Vaccine rollouts powered the global economy with optimism. Nevertheless, uncertainty is still present in the corporate world. There is a lot of worrying data on payment terms in Europe. Late payments are rising and so are write-offs. The global economy is expected to prosper in 2021 but its recovery is yet dependent on how the pandemic will be managed. As financial sector seems bulletproof, there is still a lot of unknowns for non-financial companies – and we all understand the domino effect that follows.
Payment Discipline in Europe
2020 was probably one of the toughest years for businesses around the world. Work from home, infected employees, forced shutdowns were just some of the many challenges companies had to overcome in order to stay afloat. The most important challenge for the majority was ensuring short-term liquidity. Part of the liquidity problems was solved by state intervention and with help from banks, the rest of the puzzle was and still is being solved by trade credit.
According to a publication published by a trade credit insurance company Atradius, payment terms were lengthened by an average of 12 days in Western Europe. Meaning, that the average payment term in the region was 46 days in 2020, while in 2019 the average payment term was 34 days. In 2020, the Eastern Europe payment discipline was far worse compared to Western Europe. Payment terms were lengthened by an average of 30 days across Eastern Europe. Even though that payment terms were and still are longer, we can observe a rise in trade credit defaults across the entire Europe. Atradius survey shows that approximately 45% of B2B issued invoices remained unpaid in Eastern Europe after the due date – a surge of 88% in comparison with the pre-pandemic levels.
A rise in protracted payments can also be observed in Western Europe. There, late payments have risen by 62% on average, resulting in 29% of the issued invoices to remain unpaid after the due date. Write-offs in Western Europe have risen and now present 7% of the total invoice volume whereas the pre-pandemic write-offs stood at 2%. Similar increase can be observed in Eastern Europe, where write-offs have risen from 1% to 6% of the total issued receivables.
Solvency pressure still remains limited in the financial sector. Unfortunately, this does not hold for non-financial corporations according to the International Monetary Fund (IMF). Default rates in large non-financial corporations reached their peak in April 2020 and have since been falling. However, challenges still remain. According to S&P Global, number of companies with a negative outlook (rated BBB-) has tripled globally since the beginning of the pandemic. Furthermore, the potential for further downgrades is elevated in the EU and in the US.

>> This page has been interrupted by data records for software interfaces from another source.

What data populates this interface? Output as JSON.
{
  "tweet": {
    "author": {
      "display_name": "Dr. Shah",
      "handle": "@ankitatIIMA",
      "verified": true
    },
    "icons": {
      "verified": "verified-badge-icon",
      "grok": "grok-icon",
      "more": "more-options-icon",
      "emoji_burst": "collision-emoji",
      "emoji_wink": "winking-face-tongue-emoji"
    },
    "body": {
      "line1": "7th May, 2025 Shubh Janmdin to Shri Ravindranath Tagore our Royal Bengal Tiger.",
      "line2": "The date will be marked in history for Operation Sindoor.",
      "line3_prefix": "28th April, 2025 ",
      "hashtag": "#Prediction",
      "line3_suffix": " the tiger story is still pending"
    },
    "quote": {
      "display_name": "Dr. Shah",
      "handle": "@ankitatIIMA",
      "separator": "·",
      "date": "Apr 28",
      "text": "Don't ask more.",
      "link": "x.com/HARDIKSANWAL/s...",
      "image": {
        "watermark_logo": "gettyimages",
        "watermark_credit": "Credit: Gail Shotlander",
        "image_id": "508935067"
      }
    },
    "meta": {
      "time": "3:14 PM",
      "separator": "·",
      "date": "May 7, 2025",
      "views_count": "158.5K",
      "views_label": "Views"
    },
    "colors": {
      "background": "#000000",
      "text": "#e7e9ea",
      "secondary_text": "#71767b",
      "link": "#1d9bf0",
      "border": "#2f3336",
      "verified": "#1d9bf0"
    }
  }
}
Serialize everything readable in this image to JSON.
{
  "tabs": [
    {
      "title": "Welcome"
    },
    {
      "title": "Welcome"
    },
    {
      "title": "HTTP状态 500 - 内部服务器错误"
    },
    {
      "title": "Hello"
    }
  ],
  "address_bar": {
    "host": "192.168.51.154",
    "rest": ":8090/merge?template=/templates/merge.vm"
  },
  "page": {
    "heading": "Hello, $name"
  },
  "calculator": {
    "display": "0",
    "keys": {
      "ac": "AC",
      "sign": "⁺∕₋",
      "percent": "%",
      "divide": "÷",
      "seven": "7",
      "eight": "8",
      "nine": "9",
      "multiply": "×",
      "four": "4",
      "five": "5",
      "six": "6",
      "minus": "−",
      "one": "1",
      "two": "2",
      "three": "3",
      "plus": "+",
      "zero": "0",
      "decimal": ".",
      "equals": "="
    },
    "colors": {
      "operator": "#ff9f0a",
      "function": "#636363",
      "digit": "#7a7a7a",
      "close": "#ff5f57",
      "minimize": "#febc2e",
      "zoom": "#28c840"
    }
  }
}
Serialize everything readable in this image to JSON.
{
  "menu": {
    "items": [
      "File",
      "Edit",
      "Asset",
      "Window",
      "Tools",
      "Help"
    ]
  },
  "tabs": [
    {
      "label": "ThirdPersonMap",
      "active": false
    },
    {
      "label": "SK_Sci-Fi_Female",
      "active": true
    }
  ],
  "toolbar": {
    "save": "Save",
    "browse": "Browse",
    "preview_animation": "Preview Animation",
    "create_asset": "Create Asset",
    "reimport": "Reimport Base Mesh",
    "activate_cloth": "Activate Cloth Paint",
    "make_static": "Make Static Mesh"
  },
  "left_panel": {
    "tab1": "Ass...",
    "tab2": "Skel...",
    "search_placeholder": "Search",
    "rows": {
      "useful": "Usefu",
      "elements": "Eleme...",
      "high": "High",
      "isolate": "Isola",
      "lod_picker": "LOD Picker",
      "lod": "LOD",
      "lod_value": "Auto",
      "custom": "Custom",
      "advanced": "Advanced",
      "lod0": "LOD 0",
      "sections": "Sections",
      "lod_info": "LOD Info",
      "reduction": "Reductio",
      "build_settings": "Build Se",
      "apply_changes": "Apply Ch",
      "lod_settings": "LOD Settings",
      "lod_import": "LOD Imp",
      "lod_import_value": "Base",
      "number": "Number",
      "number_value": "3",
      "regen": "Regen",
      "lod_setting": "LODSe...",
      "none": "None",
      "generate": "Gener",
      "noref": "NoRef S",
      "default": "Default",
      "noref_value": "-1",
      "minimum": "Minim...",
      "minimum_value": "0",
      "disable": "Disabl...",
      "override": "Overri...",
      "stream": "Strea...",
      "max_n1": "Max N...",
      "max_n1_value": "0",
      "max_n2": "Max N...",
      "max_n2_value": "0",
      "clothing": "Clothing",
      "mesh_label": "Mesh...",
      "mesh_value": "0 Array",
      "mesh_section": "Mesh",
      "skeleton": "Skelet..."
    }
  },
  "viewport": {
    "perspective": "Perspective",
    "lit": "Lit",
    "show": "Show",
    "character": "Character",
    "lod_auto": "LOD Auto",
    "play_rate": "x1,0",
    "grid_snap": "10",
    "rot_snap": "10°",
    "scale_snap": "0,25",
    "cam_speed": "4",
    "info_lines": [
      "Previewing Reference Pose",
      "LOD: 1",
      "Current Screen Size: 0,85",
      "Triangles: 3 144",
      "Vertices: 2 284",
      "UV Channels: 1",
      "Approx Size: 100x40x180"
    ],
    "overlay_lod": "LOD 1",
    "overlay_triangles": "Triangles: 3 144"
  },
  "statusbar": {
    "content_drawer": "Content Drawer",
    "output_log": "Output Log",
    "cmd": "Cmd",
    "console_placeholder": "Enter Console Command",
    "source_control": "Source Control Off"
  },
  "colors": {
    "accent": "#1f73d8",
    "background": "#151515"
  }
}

Even though the world was extremely surprised by the positive news of COVID-19 vaccine approvals which fuelled hope and positivity in the global economy, new variants and rising numbers had risen new concerns of the outlook. In case vaccination goes as planned and with effective policy support, IMF projects global economic growth of 5.5% in 2021 which will still not bring us back to the pre-pandemic levels. As already stated in our article Optimistic too soon? growth will be powered by China, the US, Japan, and larger European countries. Global trade volumes are expected to grow 8% in 2021. Swift trade growth is expected mostly in merchandise volumes while service trade will most probably have a slower pace of growth due to imposed travel restrictions.
As always, nothing is certain. Business world might have defeated the COVID-19 virus, but there is yet a lot of unknowns. Will the vaccination go as planned? How will economies that are not first in line for the vaccine recover and how will this effect global supply chains? Lastly, we must not forget corporate zombies that are still on the rise in Europe and in the US as well. Their collapse could wipe hundreds of thousands of jobs and leave creditors empty-handed. This could probably seriously affect what currently seems a bulletproof financial sector.
Companies should therefore closely monitor their debtors and analysing a few ladders up the supply chain might also be wise. Firms could additionally or better – firstly, protect their exposure by implementing trade credit insurance which can entirely mitigate the credit risk and disburden the financial department from constantly monitoring debtors. Trade credit insurance is also a good tool for entering new and unknown markets as most of the risk assessment is done by specialised risk underwriters in the insurance companies.
For more information on trade credit insurance and its extensions feel free to contact us at firstname.lastname@example.org or give us a call at +386 (0)1 292 60 96.
This article was written by the team at ALPHA CREDO
International Monetary Fund (IMF) (2021). Global Financial Stability Update. Available here
Atradius Collection (2020). Eastern Europe: region faces 2021 battered but hopeful. Available here
Atradius Collection (2020). Western Europe: 2021 offers hope to COVID-hit markets. Available here